* _PROBLEM DETAILS_
How many of the lines in the material below contain the word "Documents"? Give the number alone.

* _MATERIAL FOR THE TASK_
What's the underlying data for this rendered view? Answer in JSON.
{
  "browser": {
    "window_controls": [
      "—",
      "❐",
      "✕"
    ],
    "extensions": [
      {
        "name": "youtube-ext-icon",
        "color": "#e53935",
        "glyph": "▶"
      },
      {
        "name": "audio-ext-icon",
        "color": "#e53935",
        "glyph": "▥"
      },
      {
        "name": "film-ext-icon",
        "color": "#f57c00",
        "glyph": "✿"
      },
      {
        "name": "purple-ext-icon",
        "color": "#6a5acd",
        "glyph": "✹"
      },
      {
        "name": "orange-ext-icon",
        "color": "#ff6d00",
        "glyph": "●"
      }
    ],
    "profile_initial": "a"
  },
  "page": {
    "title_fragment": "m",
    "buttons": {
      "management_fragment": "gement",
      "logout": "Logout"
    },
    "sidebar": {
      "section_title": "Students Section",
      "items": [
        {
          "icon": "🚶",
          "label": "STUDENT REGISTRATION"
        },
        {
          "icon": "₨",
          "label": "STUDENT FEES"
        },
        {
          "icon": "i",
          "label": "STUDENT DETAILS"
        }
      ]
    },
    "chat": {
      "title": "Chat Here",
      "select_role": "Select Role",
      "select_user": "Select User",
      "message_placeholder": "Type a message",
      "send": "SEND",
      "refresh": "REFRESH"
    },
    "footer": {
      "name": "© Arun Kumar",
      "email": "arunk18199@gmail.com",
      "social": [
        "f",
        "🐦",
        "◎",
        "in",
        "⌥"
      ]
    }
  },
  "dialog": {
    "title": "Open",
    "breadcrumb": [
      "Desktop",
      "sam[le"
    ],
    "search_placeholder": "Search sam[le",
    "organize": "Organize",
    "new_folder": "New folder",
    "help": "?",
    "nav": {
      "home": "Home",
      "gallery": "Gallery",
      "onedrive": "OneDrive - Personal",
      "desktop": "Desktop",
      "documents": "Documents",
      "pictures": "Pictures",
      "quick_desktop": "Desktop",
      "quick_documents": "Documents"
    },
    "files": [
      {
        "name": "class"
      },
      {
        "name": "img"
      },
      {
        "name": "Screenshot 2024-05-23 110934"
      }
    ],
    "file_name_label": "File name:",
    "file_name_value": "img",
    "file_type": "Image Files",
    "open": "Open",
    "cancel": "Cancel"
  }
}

* _WRITTEN RESPONSE_
2